TASK PROMPT =
Because the lines must stay identical, write out the data without changing anything.
** Opening SUPPLIED RECORDS block **
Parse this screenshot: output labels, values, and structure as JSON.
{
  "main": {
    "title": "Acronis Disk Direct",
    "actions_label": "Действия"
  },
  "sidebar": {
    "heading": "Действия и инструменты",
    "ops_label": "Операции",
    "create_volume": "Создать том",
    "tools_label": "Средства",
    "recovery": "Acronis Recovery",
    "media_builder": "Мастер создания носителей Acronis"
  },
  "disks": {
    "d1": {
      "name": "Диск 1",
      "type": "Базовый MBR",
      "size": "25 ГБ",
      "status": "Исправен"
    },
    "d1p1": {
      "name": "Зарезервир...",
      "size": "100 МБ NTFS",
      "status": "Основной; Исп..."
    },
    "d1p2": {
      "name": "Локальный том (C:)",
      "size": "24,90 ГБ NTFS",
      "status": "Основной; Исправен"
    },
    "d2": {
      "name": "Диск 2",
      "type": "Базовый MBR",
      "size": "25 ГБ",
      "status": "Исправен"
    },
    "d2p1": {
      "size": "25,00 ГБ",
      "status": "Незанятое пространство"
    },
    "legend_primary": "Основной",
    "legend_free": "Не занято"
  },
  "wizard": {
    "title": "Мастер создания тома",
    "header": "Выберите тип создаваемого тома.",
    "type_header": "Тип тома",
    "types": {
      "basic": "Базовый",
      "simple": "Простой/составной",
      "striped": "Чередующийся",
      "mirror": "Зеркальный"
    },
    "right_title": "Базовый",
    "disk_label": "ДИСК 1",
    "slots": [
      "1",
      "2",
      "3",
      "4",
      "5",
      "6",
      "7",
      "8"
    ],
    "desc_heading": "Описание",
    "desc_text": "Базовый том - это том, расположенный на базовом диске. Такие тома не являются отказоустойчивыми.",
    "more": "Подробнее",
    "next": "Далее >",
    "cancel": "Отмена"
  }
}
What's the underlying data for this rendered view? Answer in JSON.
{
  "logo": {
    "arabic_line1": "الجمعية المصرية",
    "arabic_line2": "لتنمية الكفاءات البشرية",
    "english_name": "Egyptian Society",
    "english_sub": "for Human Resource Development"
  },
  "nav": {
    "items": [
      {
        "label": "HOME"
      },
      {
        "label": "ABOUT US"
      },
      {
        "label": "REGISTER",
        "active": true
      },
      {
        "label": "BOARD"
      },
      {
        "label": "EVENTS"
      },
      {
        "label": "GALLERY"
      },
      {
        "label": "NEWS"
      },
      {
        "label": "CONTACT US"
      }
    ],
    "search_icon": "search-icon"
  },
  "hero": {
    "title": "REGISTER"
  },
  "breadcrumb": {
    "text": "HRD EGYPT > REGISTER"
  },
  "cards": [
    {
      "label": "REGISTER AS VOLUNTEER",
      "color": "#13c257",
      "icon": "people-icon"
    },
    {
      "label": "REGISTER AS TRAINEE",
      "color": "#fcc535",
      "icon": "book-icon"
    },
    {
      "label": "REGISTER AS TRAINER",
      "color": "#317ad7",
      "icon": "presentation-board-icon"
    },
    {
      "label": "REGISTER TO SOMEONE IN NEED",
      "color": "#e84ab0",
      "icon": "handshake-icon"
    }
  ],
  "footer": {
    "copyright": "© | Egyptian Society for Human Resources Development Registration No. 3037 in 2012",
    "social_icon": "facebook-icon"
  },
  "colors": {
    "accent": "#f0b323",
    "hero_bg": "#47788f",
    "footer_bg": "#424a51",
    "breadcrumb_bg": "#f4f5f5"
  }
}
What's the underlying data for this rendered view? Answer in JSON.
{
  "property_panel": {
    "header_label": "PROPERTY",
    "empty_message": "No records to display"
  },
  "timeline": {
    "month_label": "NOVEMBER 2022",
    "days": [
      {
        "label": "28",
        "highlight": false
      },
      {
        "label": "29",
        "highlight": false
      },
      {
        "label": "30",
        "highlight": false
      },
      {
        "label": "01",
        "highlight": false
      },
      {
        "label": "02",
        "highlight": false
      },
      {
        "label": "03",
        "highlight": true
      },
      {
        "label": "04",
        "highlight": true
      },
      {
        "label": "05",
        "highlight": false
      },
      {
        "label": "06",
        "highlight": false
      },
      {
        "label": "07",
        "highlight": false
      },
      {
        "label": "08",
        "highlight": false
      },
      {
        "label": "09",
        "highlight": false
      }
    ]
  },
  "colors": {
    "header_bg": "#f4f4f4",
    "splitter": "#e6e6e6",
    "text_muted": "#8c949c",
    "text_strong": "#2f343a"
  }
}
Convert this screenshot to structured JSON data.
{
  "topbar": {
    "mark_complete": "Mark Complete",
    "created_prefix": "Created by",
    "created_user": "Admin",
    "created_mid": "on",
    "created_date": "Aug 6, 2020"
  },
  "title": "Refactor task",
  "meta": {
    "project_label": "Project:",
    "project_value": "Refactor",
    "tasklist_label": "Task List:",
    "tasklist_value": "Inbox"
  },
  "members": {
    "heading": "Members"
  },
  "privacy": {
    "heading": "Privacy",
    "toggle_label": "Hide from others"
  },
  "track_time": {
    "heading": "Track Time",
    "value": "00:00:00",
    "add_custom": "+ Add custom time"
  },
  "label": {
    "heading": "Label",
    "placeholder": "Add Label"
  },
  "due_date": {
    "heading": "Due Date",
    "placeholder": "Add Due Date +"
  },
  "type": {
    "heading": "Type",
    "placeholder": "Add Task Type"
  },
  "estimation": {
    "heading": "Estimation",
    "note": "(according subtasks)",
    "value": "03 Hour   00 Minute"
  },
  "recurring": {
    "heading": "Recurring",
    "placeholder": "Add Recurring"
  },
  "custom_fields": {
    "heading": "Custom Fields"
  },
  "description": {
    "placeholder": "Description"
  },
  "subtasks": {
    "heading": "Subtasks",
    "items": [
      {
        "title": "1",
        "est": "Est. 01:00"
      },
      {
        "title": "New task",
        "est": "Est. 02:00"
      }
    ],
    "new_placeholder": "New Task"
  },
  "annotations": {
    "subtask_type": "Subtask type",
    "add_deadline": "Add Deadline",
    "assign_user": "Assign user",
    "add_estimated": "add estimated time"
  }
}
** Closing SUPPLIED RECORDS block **
SOLUTION TO THIS TASK =
Parse this screenshot: output labels, values, and structure as JSON.
{
  "main": {
    "title": "Acronis Disk Direct",
    "actions_label": "Действия"
  },
  "sidebar": {
    "heading": "Действия и инструменты",
    "ops_label": "Операции",
    "create_volume": "Создать том",
    "tools_label": "Средства",
    "recovery": "Acronis Recovery",
    "media_builder": "Мастер создания носителей Acronis"
  },
  "disks": {
    "d1": {
      "name": "Диск 1",
      "type": "Базовый MBR",
      "size": "25 ГБ",
      "status": "Исправен"
    },
    "d1p1": {
      "name": "Зарезервир...",
      "size": "100 МБ NTFS",
      "status": "Основной; Исп..."
    },
    "d1p2": {
      "name": "Локальный том (C:)",
      "size": "24,90 ГБ NTFS",
      "status": "Основной; Исправен"
    },
    "d2": {
      "name": "Диск 2",
      "type": "Базовый MBR",
      "size": "25 ГБ",
      "status": "Исправен"
    },
    "d2p1": {
      "size": "25,00 ГБ",
      "status": "Незанятое пространство"
    },
    "legend_primary": "Основной",
    "legend_free": "Не занято"
  },
  "wizard": {
    "title": "Мастер создания тома",
    "header": "Выберите тип создаваемого тома.",
    "type_header": "Тип тома",
    "types": {
      "basic": "Базовый",
      "simple": "Простой/составной",
      "striped": "Чередующийся",
      "mirror": "Зеркальный"
    },
    "right_title": "Базовый",
    "disk_label": "ДИСК 1",
    "slots": [
      "1",
      "2",
      "3",
      "4",
      "5",
      "6",
      "7",
      "8"
    ],
    "desc_heading": "Описание",
    "desc_text": "Базовый том - это том, расположенный на базовом диске. Такие тома не являются отказоустойчивыми.",
    "more": "Подробнее",
    "next": "Далее >",
    "cancel": "Отмена"
  }
}
What's the underlying data for this rendered view? Answer in JSON.
{
  "logo": {
    "arabic_line1": "الجمعية المصرية",
    "arabic_line2": "لتنمية الكفاءات البشرية",
    "english_name": "Egyptian Society",
    "english_sub": "for Human Resource Development"
  },
  "nav": {
    "items": [
      {
        "label": "HOME"
      },
      {
        "label": "ABOUT US"
      },
      {
        "label": "REGISTER",
        "active": true
      },
      {
        "label": "BOARD"
      },
      {
        "label": "EVENTS"
      },
      {
        "label": "GALLERY"
      },
      {
        "label": "NEWS"
      },
      {
        "label": "CONTACT US"
      }
    ],
    "search_icon": "search-icon"
  },
  "hero": {
    "title": "REGISTER"
  },
  "breadcrumb": {
    "text": "HRD EGYPT > REGISTER"
  },
  "cards": [
    {
      "label": "REGISTER AS VOLUNTEER",
      "color": "#13c257",
      "icon": "people-icon"
    },
    {
      "label": "REGISTER AS TRAINEE",
      "color": "#fcc535",
      "icon": "book-icon"
    },
    {
      "label": "REGISTER AS TRAINER",
      "color": "#317ad7",
      "icon": "presentation-board-icon"
    },
    {
      "label": "REGISTER TO SOMEONE IN NEED",
      "color": "#e84ab0",
      "icon": "handshake-icon"
    }
  ],
  "footer": {
    "copyright": "© | Egyptian Society for Human Resources Development Registration No. 3037 in 2012",
    "social_icon": "facebook-icon"
  },
  "colors": {
    "accent": "#f0b323",
    "hero_bg": "#47788f",
    "footer_bg": "#424a51",
    "breadcrumb_bg": "#f4f5f5"
  }
}
What's the underlying data for this rendered view? Answer in JSON.
{
  "property_panel": {
    "header_label": "PROPERTY",
    "empty_message": "No records to display"
  },
  "timeline": {
    "month_label": "NOVEMBER 2022",
    "days": [
      {
        "label": "28",
        "highlight": false
      },
      {
        "label": "29",
        "highlight": false
      },
      {
        "label": "30",
        "highlight": false
      },
      {
        "label": "01",
        "highlight": false
      },
      {
        "label": "02",
        "highlight": false
      },
      {
        "label": "03",
        "highlight": true
      },
      {
        "label": "04",
        "highlight": true
      },
      {
        "label": "05",
        "highlight": false
      },
      {
        "label": "06",
        "highlight": false
      },
      {
        "label": "07",
        "highlight": false
      },
      {
        "label": "08",
        "highlight": false
      },
      {
        "label": "09",
        "highlight": false
      }
    ]
  },
  "colors": {
    "header_bg": "#f4f4f4",
    "splitter": "#e6e6e6",
    "text_muted": "#8c949c",
    "text_strong": "#2f343a"
  }
}
Convert this screenshot to structured JSON data.
{
  "topbar": {
    "mark_complete": "Mark Complete",
    "created_prefix": "Created by",
    "created_user": "Admin",
    "created_mid": "on",
    "created_date": "Aug 6, 2020"
  },
  "title": "Refactor task",
  "meta": {
    "project_label": "Project:",
    "project_value": "Refactor",
    "tasklist_label": "Task List:",
    "tasklist_value": "Inbox"
  },
  "members": {
    "heading": "Members"
  },
  "privacy": {
    "heading": "Privacy",
    "toggle_label": "Hide from others"
  },
  "track_time": {
    "heading": "Track Time",
    "value": "00:00:00",
    "add_custom": "+ Add custom time"
  },
  "label": {
    "heading": "Label",
    "placeholder": "Add Label"
  },
  "due_date": {
    "heading": "Due Date",
    "placeholder": "Add Due Date +"
  },
  "type": {
    "heading": "Type",
    "placeholder": "Add Task Type"
  },
  "estimation": {
    "heading": "Estimation",
    "note": "(according subtasks)",
    "value": "03 Hour   00 Minute"
  },
  "recurring": {
    "heading": "Recurring",
    "placeholder": "Add Recurring"
  },
  "custom_fields": {
    "heading": "Custom Fields"
  },
  "description": {
    "placeholder": "Description"
  },
  "subtasks": {
    "heading": "Subtasks",
    "items": [
      {
        "title": "1",
        "est": "Est. 01:00"
      },
      {
        "title": "New task",
        "est": "Est. 02:00"
      }
    ],
    "new_placeholder": "New Task"
  },
  "annotations": {
    "subtask_type": "Subtask type",
    "add_deadline": "Add Deadline",
    "assign_user": "Assign user",
    "add_estimated": "add estimated time"
  }
}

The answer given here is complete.